Exercise instructions: Copy every line in the listing that contains "following".

##### Supplied data

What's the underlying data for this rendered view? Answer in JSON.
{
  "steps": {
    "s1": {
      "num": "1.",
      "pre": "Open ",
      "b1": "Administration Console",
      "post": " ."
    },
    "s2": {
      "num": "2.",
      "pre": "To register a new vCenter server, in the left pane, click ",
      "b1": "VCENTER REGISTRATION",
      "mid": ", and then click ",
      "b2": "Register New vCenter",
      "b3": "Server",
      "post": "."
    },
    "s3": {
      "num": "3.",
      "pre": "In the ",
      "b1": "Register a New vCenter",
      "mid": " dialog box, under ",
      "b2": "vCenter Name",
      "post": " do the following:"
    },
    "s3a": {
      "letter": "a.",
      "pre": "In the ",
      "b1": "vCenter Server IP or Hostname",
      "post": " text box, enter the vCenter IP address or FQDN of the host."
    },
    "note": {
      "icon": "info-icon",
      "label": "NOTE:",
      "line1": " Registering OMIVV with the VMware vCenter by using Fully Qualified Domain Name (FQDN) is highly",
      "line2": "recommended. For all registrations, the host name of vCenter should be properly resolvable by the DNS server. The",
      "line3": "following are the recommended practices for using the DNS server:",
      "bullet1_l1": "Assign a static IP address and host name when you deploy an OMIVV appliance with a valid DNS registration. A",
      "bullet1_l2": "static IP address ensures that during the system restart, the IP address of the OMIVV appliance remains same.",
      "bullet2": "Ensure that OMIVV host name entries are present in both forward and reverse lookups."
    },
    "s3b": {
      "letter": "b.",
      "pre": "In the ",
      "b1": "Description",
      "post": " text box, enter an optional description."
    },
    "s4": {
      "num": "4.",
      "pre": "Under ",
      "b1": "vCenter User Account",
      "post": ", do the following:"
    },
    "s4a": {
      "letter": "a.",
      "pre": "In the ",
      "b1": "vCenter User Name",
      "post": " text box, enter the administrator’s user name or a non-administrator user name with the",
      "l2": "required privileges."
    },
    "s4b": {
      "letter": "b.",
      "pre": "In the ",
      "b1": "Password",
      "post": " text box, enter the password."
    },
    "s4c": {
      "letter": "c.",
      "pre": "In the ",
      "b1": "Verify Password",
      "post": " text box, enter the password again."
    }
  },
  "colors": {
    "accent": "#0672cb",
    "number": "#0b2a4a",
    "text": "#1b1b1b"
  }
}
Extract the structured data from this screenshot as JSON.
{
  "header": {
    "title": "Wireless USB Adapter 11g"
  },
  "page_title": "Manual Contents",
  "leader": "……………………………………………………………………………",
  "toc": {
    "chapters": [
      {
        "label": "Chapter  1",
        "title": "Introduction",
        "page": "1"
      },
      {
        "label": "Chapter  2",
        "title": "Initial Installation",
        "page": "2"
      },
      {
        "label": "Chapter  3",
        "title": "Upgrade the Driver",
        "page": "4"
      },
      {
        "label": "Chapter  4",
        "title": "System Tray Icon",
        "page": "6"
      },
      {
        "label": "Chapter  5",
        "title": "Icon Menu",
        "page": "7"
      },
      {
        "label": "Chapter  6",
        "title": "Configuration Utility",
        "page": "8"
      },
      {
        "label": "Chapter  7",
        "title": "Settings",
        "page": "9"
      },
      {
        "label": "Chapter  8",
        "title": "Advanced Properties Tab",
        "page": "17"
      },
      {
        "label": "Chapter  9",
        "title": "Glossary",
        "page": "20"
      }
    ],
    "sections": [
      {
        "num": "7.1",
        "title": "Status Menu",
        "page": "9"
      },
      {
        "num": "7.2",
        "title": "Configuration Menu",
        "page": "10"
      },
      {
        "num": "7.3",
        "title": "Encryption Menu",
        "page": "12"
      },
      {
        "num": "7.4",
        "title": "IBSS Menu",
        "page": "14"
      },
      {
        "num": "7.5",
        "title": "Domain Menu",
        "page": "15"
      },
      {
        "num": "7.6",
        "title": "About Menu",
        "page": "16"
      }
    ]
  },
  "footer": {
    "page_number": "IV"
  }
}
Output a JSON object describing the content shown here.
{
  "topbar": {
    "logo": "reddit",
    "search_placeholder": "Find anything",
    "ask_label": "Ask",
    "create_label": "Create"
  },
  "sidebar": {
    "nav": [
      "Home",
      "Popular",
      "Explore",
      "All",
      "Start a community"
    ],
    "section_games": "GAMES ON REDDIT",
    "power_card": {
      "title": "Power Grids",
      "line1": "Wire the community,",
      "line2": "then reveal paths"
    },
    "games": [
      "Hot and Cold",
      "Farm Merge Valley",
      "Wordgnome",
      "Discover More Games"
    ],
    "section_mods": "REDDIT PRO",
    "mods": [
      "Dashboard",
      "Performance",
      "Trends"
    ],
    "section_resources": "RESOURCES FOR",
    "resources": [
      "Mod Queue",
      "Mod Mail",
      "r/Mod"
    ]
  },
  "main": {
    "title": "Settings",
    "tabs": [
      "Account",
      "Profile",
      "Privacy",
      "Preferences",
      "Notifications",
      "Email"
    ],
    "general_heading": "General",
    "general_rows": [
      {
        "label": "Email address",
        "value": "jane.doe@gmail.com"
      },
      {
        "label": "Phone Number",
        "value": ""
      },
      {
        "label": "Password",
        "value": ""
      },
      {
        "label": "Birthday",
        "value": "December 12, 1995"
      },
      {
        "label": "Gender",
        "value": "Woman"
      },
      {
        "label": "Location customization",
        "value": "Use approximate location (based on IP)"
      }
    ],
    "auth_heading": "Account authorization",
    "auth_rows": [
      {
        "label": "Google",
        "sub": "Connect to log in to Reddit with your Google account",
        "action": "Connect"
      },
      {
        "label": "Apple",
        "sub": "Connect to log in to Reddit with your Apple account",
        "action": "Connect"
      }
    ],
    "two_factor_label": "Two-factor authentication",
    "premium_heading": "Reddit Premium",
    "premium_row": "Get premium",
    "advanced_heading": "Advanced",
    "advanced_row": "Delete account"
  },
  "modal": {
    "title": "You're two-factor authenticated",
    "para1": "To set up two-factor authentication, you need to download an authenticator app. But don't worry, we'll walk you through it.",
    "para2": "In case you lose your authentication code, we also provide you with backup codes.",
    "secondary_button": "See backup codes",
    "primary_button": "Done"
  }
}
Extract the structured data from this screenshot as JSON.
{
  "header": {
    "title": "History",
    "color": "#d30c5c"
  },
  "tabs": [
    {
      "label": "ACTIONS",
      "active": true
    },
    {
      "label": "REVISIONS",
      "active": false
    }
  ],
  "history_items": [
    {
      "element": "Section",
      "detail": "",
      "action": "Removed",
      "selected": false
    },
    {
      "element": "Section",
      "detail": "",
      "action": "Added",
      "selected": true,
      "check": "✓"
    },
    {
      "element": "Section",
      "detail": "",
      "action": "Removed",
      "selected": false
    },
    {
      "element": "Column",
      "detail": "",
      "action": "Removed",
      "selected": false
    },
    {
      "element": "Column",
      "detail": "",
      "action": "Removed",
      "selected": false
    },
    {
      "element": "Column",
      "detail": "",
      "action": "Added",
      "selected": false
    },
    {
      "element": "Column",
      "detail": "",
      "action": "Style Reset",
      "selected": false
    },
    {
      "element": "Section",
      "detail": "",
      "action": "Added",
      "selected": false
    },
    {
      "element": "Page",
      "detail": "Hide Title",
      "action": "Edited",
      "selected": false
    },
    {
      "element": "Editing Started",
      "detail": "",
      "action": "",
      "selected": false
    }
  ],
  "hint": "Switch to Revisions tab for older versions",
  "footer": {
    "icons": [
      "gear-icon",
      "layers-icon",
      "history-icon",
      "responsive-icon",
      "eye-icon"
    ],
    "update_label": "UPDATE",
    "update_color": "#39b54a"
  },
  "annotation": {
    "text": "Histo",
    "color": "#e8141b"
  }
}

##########

Output of the task:
      "post": " do the following:"
      "line3": "following are the recommended practices for using the DNS server:",
      "post": ", do the following:"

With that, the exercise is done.